Alice Waters ”would not darken the door of a McDonald’s, either for irony’s sake or as opposition research,” Thomas McNamee writes in his fawning, amusing Alice Waters and Chez Panisse. Instead, after Waters returned from a life-changing trip to France as a student in the mid-1960s, she carried around a ”life-support kit” that included ”olive oil, a bottle of vinegar, a loaf of bread, a little bag of salad, and some cheese.” In 1971, the petite, seductive, and stylish Waters and some friends opened the restaurant Chez Panisse in a ramshackle Berkeley, Calif., house. There, for 36 years, Waters has honed her culinary philosophy, based on pristine seasonal ingredients, preferably from local organic farms. While depicting Waters as a manipulative perfectionist, McNamee lauds her attempts to revolutionize the American diet (she even sows vegetable gardens at an urban public school). But he never neglects the torrid affairs, rivalries, drinking, and drugging that went on behind the scenes. This won’t be the last dish on Waters, but it will tide us over until something more substantial arrives.
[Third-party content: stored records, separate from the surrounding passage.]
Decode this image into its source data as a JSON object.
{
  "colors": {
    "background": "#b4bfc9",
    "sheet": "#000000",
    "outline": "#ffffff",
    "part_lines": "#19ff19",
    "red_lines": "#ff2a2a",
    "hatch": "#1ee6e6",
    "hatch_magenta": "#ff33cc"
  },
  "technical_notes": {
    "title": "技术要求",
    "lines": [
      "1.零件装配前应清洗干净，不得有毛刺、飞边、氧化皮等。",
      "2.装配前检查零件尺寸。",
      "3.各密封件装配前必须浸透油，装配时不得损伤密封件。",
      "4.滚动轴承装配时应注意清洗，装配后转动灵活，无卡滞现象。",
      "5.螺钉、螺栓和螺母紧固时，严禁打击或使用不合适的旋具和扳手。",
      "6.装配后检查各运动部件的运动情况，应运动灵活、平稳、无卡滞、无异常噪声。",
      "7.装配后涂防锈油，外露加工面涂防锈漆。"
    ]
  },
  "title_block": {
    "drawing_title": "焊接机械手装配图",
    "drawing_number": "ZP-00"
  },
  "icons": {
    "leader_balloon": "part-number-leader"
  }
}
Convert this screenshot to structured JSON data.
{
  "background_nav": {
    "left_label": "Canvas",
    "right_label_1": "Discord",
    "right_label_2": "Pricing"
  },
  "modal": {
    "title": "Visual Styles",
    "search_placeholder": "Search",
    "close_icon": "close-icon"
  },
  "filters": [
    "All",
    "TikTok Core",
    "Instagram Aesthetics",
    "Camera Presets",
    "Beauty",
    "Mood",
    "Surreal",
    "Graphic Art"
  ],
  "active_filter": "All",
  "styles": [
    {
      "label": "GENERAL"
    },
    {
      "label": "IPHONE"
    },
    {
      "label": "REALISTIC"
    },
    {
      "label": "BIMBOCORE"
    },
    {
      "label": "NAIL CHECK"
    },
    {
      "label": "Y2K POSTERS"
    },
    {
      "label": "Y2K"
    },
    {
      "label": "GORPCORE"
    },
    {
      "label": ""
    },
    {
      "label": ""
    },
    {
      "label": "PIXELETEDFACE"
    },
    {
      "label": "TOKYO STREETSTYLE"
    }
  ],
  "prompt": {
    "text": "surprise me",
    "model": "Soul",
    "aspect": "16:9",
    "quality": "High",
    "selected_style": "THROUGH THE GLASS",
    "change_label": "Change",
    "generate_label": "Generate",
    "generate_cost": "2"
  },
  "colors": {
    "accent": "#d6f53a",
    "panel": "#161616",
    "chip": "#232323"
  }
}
B+
For Jennifer Reese’s take on another recently published biography of a hard-driving culinary evangelist, see Julia Child.